For holders of Baidu and other well known and well respected Chinese companies that happen to sport this corporate structure, is there any good news? At this point, while there are still many unknowns, the news is not all bad. The Chinese government has never said directly that VIEs are not permissible. According to a report the China Securities Regulatory Commission (CSRC) issued a letter at the time stating that it had "no objection" to how the structure was used in the IPO of Sina Corp, which listed on the NASDAQ in 2000. The CSRC has been pressured to act on the numerous fraud cases involving companies that abused the VIE structure. The CSRC is pushing for the Ministry of Commerce to regulate them by requiring all new VIEs to seek ministry approval prior to being setup. This would allow the Chinese government to regulate VIEs and grandfather in the existing companies using the structure. Attorneys asked for their legal opinion have stated they do not expect that China will force investors to dismantle their existing VIEs.
As an informed investor, while I do not expect the Chinese government to outlaw VIEs entirely and the value of my position in Baidu to go to zero, I need to know that however unlikely this may be, it is possible. Any investor in Chinese stocks must understand that the government is a wildcard. With this understanding, an investor may still choose to invest in well known and respected Chinese companies as part of a diversified portfolio, using well thought out allocations, and be prepared for the roller coaster ride that is sure to follow.
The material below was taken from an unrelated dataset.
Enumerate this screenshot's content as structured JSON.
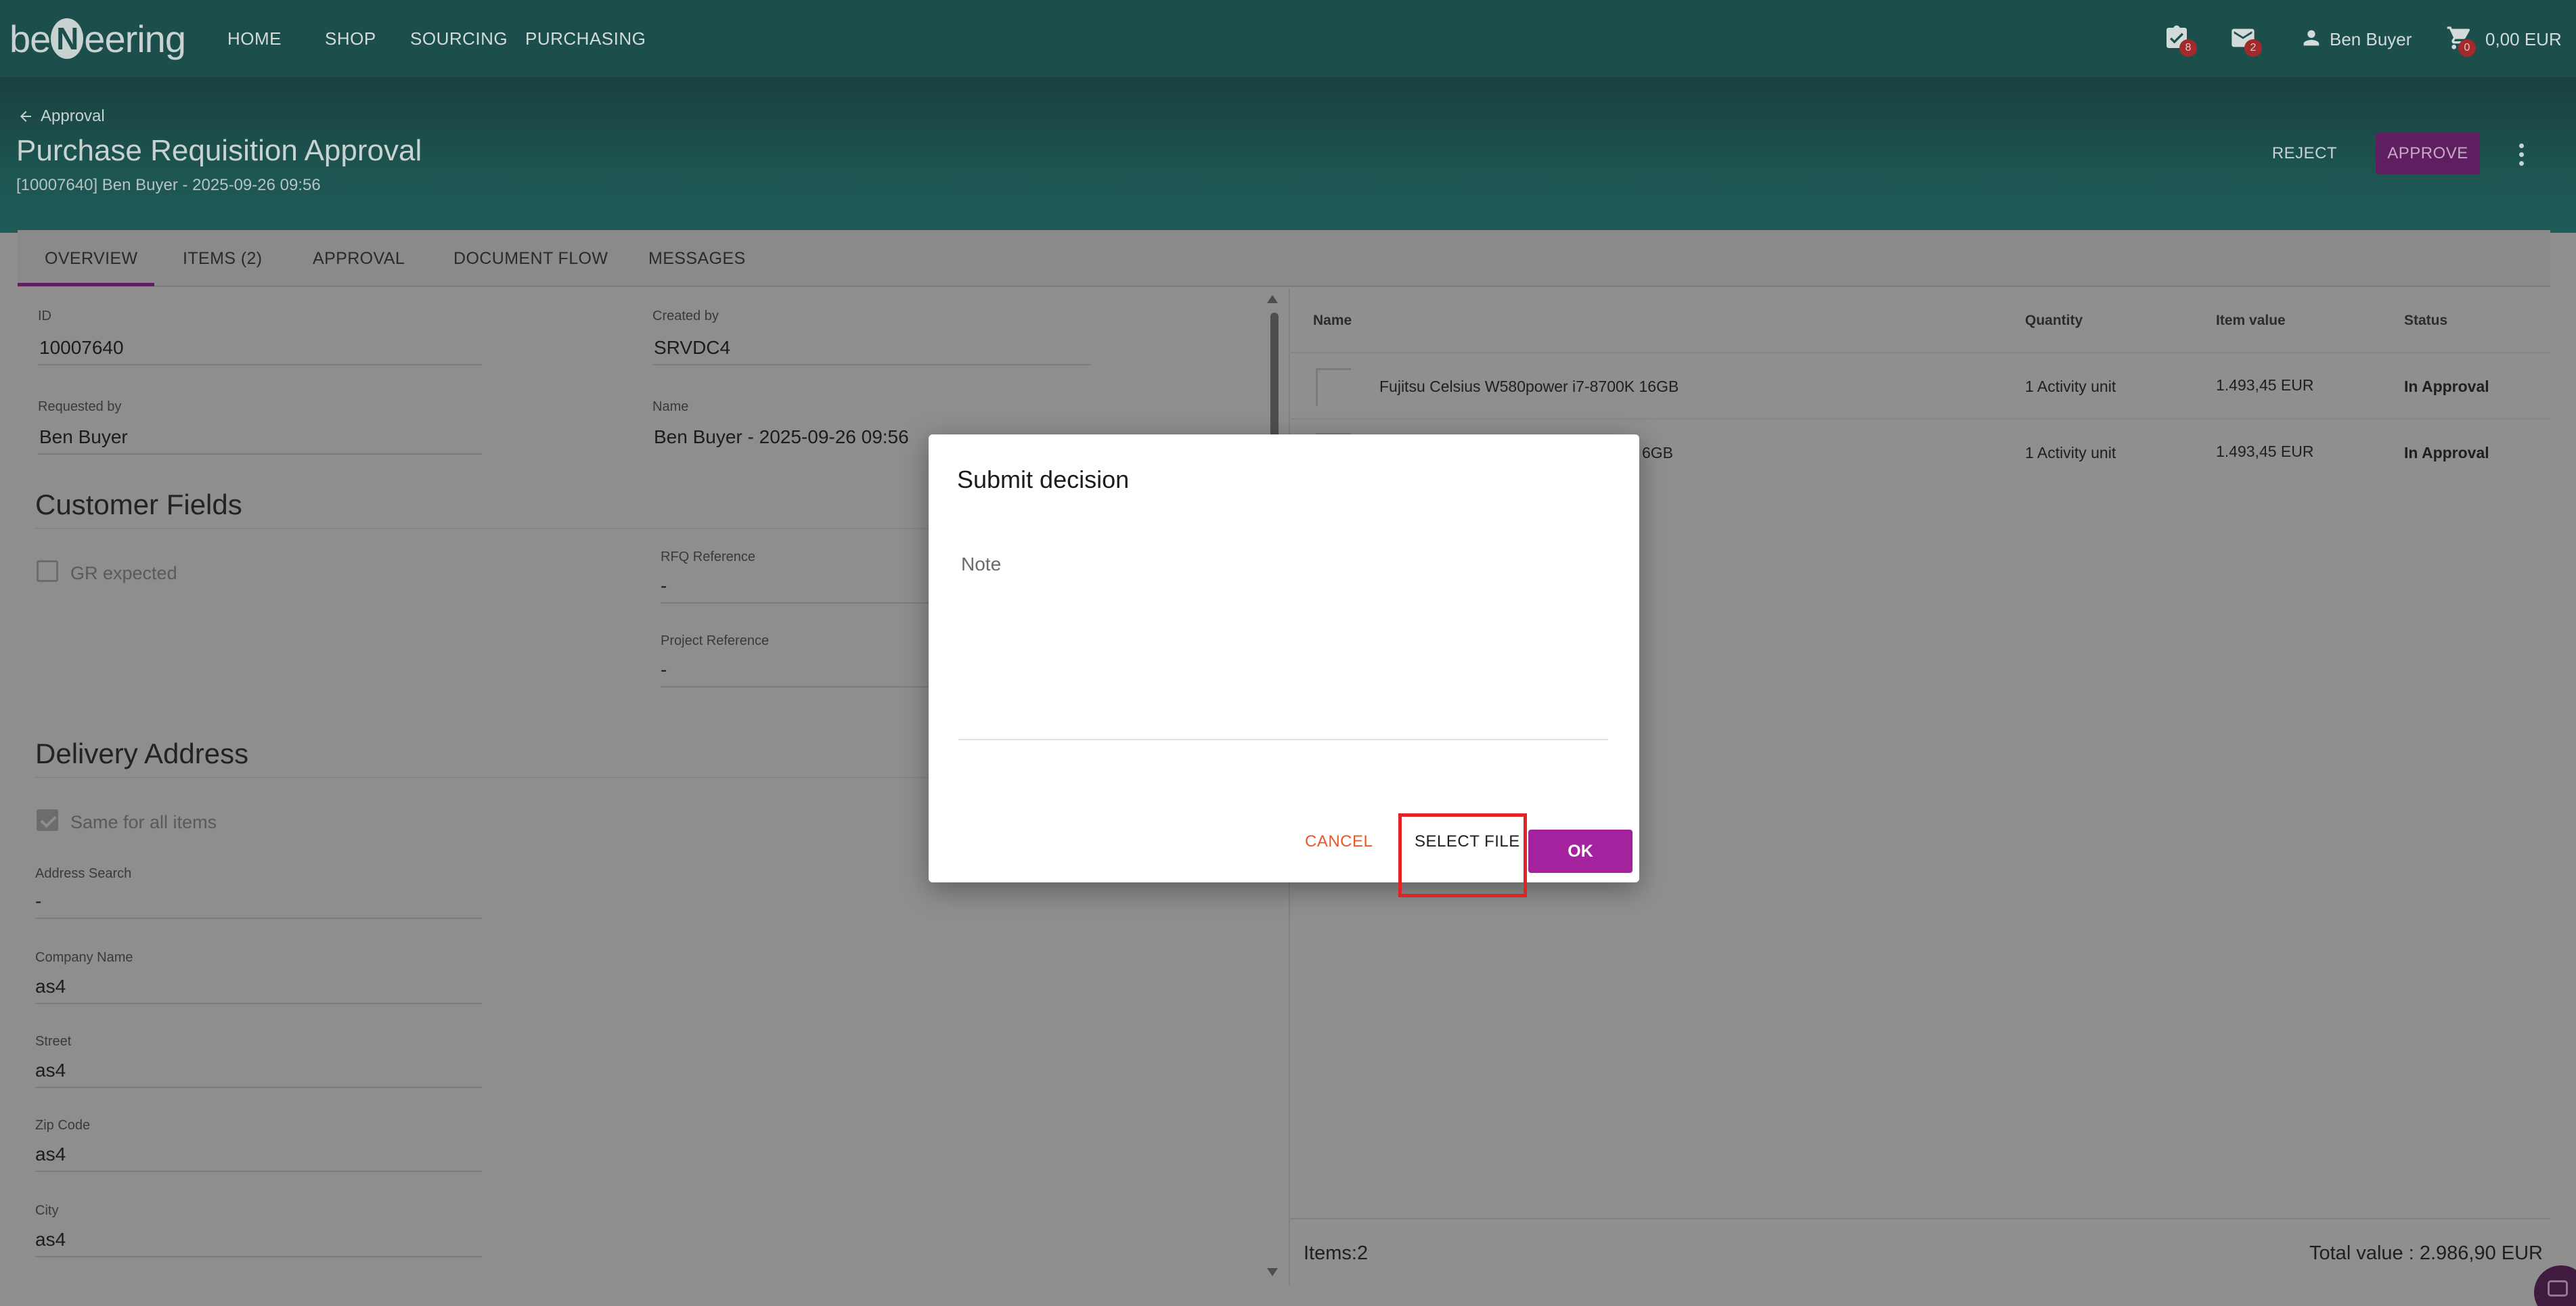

Danny owns shares of Apple and Baidu and enjoys Chinese food. The Motley Fool owns shares of Apple and Baidu. Motley Fool newsletter services recommend Apple, Baidu, New Oriental Education, SINA , and Yahoo!. Try any of our Foolish newsletter services free for 30 days. We Fools may not all hold the same opinions, but we all believe that considering a diverse range of insights makes us better investors. The Motley Fool has a disclosure policy.If you have questions about this post or the Fool’s blog network, click here for information.